(Task statement)
Go through the data below and gather each line containing "JSON".

Start of Given entries

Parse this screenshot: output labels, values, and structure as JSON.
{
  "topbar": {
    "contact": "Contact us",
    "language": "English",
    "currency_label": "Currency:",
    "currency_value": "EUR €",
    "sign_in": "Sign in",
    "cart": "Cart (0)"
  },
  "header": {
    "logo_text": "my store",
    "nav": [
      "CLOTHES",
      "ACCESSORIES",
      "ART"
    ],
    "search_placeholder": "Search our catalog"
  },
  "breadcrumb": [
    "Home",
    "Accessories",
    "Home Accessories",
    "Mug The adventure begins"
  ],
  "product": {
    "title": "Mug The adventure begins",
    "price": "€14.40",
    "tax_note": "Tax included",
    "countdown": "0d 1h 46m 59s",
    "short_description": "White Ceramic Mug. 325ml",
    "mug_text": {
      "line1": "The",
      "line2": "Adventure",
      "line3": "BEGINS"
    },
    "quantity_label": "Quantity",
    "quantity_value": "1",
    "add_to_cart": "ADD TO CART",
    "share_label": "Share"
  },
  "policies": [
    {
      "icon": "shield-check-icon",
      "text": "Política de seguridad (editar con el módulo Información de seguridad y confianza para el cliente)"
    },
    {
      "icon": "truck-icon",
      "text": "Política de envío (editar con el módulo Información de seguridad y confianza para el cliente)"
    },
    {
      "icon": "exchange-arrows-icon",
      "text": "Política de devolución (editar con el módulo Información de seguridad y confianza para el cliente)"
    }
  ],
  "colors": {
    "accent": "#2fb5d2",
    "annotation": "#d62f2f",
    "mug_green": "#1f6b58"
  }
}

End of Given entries
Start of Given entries

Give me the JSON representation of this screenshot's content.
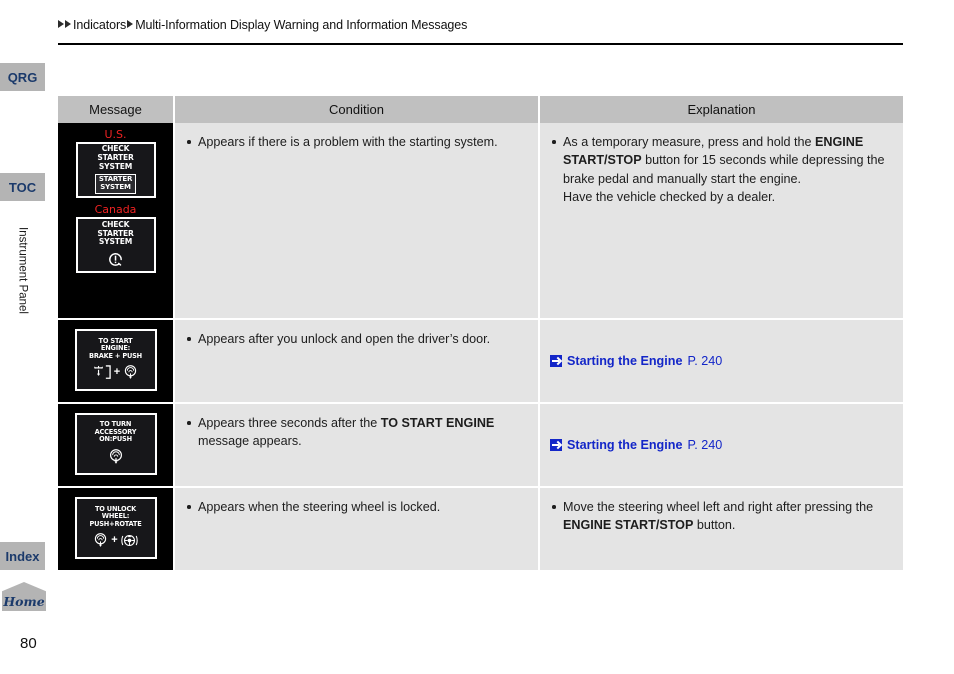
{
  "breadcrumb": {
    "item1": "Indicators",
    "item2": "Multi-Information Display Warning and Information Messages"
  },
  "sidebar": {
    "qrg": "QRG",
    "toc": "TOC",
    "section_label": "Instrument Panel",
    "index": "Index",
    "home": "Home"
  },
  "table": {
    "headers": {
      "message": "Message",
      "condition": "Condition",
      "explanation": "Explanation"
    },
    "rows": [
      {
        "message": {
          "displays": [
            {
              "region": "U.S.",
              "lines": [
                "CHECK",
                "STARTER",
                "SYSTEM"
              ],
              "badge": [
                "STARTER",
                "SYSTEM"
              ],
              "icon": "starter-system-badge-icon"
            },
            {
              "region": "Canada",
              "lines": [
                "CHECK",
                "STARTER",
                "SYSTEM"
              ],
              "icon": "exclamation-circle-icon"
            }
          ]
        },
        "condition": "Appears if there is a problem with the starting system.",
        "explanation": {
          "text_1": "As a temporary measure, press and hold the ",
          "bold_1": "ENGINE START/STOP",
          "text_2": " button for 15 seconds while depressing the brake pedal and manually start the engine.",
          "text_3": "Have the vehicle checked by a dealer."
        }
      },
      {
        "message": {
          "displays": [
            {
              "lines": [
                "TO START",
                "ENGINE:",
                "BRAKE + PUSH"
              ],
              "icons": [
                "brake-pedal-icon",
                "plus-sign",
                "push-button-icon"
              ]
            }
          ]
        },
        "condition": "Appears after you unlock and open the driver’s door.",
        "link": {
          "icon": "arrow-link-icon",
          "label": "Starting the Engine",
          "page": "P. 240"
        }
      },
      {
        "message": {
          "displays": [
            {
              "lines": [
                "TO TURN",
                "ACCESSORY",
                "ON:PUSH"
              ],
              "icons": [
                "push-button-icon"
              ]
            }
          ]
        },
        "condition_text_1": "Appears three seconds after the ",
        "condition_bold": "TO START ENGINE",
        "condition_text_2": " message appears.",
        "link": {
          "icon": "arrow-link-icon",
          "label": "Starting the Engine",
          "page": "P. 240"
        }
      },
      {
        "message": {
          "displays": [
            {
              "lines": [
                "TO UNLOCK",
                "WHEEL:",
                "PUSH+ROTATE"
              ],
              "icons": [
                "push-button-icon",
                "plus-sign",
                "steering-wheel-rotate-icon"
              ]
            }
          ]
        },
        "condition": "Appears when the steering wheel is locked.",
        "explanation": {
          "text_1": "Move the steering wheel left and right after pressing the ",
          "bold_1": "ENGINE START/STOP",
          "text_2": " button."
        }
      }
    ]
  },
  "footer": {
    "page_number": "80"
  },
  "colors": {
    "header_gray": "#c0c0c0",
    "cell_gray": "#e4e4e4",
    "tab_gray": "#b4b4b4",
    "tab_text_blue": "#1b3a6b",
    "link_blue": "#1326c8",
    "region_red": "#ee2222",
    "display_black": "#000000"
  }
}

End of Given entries

(Answer box)
Parse this screenshot: output labels, values, and structure as JSON.
Give me the JSON representation of this screenshot's content.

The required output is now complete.